Part of this wagon train was a Mormon, Lavinia Jackson Murphy, 50, widow of Jeremiah Burns Murphy of North Carolina, who traveled with her seven children. Five were young: Landrum, 15, Mary, 13, Lemuel, 12, William, 11 and Simon, 10. The two eldest were married with children of their own: Sarah, 23, and her husband William Foster, 28, had a son George, 4. Harriet, 21, and her husband Willam Pike, 25, had two children, Naomi, 3, and Catherine, 1. The Murphys had two wagons. The town of Marysville, California (previously Johnson’s Ranch) was named after daughter, Mary, who survived the ordeal. It was Lavina’s granddaughter and Harriet Pike’s daughter, Naomi, that John Rhoads, of the rescue party, carried all the way out through snow drifts from Donner Lake to Johnson’s Ranch.
For the next two months the travelers followed the California/Oregon Trail until they reached the Little Sandy River, in what is now Wyoming. It was here that the Donner/Reed Party decided to leave the rest of the train and take off on the Hasting’s Cutoff. The group now numbered 87 people in 23 wagons. The endured great hardships while blazing a trail and crossing the Wasatch Mountains into the Salt Lake Valley. This was the same trail used the following year by Brigham Young and his advanced party of church members to the Valley of the Great Salt Lake. The trail blazed by the Donner’s saved the saints a considerable amount of work and hardship.
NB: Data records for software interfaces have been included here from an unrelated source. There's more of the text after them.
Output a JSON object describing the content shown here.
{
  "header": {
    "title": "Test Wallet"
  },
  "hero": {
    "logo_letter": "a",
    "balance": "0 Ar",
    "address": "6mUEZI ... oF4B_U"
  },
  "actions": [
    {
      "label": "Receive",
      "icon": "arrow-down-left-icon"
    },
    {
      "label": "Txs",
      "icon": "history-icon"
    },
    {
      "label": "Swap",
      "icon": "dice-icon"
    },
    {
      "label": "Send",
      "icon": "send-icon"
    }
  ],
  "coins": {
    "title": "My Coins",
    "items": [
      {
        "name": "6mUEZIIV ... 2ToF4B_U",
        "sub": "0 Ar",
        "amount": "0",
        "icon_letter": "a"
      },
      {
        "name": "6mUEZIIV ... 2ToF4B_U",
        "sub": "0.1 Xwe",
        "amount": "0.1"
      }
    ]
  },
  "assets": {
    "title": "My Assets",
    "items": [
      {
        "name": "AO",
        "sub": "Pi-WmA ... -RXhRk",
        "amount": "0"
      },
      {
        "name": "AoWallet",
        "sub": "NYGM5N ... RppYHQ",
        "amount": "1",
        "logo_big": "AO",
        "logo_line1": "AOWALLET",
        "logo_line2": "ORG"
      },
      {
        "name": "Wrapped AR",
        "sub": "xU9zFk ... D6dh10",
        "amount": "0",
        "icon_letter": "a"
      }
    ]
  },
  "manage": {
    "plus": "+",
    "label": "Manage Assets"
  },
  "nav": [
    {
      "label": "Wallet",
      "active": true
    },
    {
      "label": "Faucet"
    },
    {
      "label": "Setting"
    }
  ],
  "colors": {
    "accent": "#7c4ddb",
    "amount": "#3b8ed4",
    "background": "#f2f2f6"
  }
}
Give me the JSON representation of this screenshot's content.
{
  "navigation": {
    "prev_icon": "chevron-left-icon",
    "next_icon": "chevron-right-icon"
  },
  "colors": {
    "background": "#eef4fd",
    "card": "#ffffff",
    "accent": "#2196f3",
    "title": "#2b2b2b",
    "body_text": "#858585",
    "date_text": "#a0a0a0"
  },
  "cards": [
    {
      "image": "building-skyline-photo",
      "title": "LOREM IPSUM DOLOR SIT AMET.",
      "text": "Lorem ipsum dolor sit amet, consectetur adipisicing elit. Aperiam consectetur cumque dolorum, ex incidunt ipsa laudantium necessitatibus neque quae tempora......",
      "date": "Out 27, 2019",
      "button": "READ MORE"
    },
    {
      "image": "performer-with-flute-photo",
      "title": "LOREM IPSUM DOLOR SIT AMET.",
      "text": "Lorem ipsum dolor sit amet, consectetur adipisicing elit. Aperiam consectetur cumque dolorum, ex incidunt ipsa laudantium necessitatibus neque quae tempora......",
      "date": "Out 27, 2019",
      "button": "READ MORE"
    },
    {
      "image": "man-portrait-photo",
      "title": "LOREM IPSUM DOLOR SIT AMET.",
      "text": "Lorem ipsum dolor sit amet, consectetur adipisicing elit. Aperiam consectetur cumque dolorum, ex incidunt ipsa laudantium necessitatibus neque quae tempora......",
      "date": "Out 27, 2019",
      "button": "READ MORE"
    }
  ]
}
The “shortcut” had taken the Donner Party many more weeks longer than the customary route. When they reached the Sierra Nevada Mountains at the end of October, a snowstorm kept them from getting over what is now known as Donner Pass.